British Finance Minister George Osborne Monday unveiled a new policy making the long-term unemployed earn their benefits by taking part in community work placements.
Speaking at the annual conference in Manchester, northwest England, Osborne announced the government's new scheme of Help to Work, which designed to tackle long term unemployment.
"For the first time, people in long-term unemployment who are capable of work will be asked to work in return for their benefits." He said.
According to the new policy, starting from April 2014, the long-term unemployed who have been unemployed for three years or more will be asked to take part in community work placements, such as clearing up litter and graffiti in their local areas, and attend daily signings at the job center until they find work.
People who break the rules once will lose four weeks benefit worth about 230 pounds (371 U.S. dollars), while a second infringement could cost them three months, said officials.
The scheme is reported as a new attempt made by the Conservative-led government to reform the benefits system, which Prime Minister David Cameron says does not provide enough incentives for people to go out to work.
Under a new slogan at the Conservative Party conference "For Hardworking People,', the finance minister said that he wants to end a "something for nothing" culture in the country.

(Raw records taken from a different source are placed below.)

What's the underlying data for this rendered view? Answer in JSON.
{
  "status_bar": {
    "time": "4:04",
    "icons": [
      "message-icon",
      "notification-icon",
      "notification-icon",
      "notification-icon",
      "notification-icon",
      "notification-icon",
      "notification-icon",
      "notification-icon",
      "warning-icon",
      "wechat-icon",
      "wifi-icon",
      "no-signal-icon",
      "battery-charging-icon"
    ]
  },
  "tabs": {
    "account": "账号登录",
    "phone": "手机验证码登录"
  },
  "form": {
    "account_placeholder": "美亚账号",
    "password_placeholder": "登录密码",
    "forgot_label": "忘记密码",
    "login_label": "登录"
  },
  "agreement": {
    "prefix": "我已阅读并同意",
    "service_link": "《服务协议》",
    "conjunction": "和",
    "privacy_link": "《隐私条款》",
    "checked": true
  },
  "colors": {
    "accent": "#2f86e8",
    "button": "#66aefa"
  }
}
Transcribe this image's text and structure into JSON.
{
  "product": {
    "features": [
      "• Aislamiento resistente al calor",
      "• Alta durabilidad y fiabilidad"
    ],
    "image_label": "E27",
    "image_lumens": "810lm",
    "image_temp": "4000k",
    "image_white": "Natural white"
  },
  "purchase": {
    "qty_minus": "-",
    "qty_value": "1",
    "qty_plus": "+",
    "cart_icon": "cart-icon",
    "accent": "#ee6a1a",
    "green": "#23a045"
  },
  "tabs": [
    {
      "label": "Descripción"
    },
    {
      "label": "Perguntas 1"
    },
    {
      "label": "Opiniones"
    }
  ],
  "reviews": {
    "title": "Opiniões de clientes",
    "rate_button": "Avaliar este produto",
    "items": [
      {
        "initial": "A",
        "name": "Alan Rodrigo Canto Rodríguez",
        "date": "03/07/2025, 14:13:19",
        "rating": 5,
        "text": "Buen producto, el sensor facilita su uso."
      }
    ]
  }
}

According to the latest official figures, British unemployment rate dropped to 7.7 percent in the three months ending July, with the number of unemployed people at 2.49 million.